*What the exercise asks*.
Scan the lines below for the string "在线留言" and copy every one that has it.

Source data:
--- START ---
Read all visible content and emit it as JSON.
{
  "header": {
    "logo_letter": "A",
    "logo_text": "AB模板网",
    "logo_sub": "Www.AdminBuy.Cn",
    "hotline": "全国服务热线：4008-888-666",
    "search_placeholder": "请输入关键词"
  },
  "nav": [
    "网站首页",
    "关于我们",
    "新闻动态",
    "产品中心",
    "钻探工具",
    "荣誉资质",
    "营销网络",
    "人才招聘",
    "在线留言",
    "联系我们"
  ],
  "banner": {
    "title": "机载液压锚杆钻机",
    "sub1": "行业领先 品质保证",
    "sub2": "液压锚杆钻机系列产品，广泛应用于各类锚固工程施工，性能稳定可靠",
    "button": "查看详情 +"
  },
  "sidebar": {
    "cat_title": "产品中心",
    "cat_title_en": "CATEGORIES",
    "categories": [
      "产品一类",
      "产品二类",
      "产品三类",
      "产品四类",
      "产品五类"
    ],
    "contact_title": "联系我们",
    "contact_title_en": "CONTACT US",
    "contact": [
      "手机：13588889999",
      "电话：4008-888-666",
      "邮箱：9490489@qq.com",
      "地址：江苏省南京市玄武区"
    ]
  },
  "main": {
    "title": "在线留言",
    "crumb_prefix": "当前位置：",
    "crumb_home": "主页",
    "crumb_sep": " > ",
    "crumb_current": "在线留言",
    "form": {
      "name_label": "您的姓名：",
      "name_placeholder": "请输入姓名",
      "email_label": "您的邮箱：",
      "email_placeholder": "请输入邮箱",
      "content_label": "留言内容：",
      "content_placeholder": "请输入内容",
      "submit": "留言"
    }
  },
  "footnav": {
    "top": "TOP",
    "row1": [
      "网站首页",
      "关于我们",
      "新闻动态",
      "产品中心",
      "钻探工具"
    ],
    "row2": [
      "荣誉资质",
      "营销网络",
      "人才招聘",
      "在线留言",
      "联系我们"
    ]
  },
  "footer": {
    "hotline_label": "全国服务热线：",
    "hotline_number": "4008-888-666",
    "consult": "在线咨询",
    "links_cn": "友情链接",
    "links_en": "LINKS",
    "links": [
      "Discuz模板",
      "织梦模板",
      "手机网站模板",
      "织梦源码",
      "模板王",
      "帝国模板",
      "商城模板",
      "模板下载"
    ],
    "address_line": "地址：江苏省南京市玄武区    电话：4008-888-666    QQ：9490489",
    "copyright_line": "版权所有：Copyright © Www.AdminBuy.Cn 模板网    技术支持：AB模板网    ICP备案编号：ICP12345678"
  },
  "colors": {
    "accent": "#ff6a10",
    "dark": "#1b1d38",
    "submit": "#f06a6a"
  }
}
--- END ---
*Task result*.
    "在线留言",
    "title": "在线留言",
    "crumb_current": "在线留言",
      "在线留言",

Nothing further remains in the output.